You can go bone stock or completely custom – and either way, if we’re doing it, the restoration will be done right. Our preference? Slammed to the ground.
Here’s one that might just be low enough.
This Stunning Karmann Ghia Has A Dirty Little Secret – CarBuzz
Whether you approve of the mods this guy made to his VW Karmann Ghia or not, there’s no doubt he deserves respect for saving the thing. The car was bound for the scrap heap, and he saved it from death. He then added some Subaru power, transforming the iconic little sports car into something that will scare small children and make grown men laugh. Dubbed the turbocharged ice scraper for its slammed stance, this thing is so sweet.
If you’re across the pond from Airkooled Kustoms, and you’re jonesing for a James Dean-style early Porsche, you might want to head on over to the Simply Porsche 2016 show. Write a check for one that’s for sale (and really, they’re all for sale for the right price), and get it shipped over to the Darkside for a total kustom (or bone stock) restoration.
No problem. Easy-peasy.
Here’s more info on where to buy classic cars in the UK.
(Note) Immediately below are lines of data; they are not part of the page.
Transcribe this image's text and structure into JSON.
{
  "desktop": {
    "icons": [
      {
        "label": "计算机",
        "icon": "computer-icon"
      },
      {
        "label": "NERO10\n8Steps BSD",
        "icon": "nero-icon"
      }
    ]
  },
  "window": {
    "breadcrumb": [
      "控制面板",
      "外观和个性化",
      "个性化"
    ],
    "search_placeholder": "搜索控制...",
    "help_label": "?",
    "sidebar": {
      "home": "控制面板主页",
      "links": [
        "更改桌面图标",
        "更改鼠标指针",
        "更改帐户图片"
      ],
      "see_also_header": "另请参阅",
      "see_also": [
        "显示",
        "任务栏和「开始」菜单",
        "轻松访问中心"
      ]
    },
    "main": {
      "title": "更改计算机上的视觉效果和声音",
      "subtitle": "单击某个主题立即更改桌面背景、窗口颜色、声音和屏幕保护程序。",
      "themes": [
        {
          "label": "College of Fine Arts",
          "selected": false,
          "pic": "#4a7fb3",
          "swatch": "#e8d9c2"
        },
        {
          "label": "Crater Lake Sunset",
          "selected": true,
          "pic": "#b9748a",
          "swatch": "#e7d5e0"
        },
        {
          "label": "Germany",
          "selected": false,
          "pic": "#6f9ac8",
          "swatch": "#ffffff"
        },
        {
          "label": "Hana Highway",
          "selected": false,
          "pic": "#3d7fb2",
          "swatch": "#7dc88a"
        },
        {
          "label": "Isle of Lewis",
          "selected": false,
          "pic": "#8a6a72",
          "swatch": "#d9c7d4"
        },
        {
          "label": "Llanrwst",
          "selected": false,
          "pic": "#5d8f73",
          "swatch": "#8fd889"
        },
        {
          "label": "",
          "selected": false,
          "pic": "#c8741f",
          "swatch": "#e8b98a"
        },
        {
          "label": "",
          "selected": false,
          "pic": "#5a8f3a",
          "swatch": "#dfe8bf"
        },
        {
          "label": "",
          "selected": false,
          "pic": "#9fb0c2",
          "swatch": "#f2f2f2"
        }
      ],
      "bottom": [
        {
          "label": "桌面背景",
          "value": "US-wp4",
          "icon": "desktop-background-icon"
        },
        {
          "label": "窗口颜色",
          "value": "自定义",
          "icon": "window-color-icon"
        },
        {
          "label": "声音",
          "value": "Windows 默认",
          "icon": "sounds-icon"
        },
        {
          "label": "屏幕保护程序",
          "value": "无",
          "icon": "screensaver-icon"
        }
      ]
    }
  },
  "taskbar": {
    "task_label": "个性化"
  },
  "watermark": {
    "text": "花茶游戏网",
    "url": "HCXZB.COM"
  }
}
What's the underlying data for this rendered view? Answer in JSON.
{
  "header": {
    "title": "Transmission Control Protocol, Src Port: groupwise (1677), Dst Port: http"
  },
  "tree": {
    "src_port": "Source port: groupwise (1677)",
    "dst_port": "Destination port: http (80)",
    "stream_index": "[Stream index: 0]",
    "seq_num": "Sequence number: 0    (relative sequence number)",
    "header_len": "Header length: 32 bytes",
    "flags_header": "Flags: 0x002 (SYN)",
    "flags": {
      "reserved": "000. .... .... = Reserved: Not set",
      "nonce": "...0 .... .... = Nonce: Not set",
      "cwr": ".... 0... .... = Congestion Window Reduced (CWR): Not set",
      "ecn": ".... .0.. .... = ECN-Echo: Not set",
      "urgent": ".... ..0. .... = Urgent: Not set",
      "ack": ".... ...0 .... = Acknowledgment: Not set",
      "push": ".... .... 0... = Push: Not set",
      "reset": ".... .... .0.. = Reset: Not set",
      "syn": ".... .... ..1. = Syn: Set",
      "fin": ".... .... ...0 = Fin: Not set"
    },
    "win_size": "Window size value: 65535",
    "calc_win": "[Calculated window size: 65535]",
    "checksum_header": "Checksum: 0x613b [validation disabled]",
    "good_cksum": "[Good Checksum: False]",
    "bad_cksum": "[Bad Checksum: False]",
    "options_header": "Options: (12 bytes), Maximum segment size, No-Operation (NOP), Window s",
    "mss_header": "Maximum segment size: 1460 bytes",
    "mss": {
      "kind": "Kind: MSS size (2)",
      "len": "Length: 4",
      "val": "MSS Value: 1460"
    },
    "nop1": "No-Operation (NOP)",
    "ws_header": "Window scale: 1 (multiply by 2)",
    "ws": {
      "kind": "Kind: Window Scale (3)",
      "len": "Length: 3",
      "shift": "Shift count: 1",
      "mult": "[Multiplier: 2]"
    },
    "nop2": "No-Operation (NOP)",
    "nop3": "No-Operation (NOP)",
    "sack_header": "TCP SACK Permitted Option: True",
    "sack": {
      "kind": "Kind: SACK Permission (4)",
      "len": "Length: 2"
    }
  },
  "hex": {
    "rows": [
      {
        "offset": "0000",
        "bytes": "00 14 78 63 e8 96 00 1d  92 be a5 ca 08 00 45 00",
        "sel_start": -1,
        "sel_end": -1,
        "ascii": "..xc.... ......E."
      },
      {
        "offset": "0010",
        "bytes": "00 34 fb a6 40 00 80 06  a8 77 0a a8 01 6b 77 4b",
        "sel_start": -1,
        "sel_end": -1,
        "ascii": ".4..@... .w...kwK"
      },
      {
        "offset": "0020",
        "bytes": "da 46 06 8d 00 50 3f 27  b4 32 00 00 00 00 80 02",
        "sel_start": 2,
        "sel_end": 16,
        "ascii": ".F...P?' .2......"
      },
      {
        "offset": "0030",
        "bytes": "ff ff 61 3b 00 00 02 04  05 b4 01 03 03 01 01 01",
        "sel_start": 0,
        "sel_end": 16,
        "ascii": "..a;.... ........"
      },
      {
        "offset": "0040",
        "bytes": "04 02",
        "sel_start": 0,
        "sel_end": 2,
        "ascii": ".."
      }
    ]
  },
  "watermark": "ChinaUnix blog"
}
Beaulieu’s Simply Porsche 2016 show returns to the National Motor Museum for its fourth year on Sunday 5th June.
The popular Simply Porsche 2016 event welcomes Porsche sports cars and enthusiasts of all ages and models into the picturesque grounds of the National Motor Museum.
Simply Porsche 2016 – What’s on?
Simply Porsche is open to all types of this legendary German sports car ranging from the earliest 356 models, through to classic 911, 914 and 928, up to the modern Boxster, Panamera and Cayman.
See all models of Porsche Sportscar, new and old at Simply Porsche 2016
Held in association with The Independent Porsche Enthusiasts Club (TIPEC), Porsche drivers are encouraged to bring along their much-loved sports cars, admire other the other cars on show and chat with like-minded owners and Porsche enthusiasts.
Throughout the day, rally visitors will have the chance to vote for their favourite Porsche in the People’s Choice Awards.
A commemorative trophy and Autoglym prize will be awarded to the owner of the Porsche that receives the most votes on the day.
Visitors get to vote on their favourite Porsche at the rally
Not only is Simply Porsche a great opportunity to see a fantastic selection of Porsches, visitors can also enjoy all of the features of the Beaulieu National Motor Museum including favourites like On Screen Carsand the World of Top Gear or the new Driving Change display, exploring motoring innovations, technology and safety throughout motoring history.
Tickets and Admission
Porsche-driving visitors to Simply Porsche 2016 can drive into the attraction grounds from 9.30am, when the Brabazon restaurant will be serving hot and cold drinks and breakfast snacks.
Here’s a video tour of one of the classic car restorations underway at Airkooled Kustoms this week.
Here you’ll see the luscious Fergie’s 1969 Ghia, nicknamed Sex and Candy, which is up on the lift. Even her pan is sleek and sexy – and you’ll get a glimpse of her 15″ Fuchs and Spook’s kustom “I Want Juice” Juicy Ginger paint which never fails to have visitors’ jaws drop on first sight.
You can find out more about one of the finest classic car restorations you’ll ever see by visiting Fergie’s Ghia on her own page. There’s also a link there where you can check out thousands of pictures from the build file.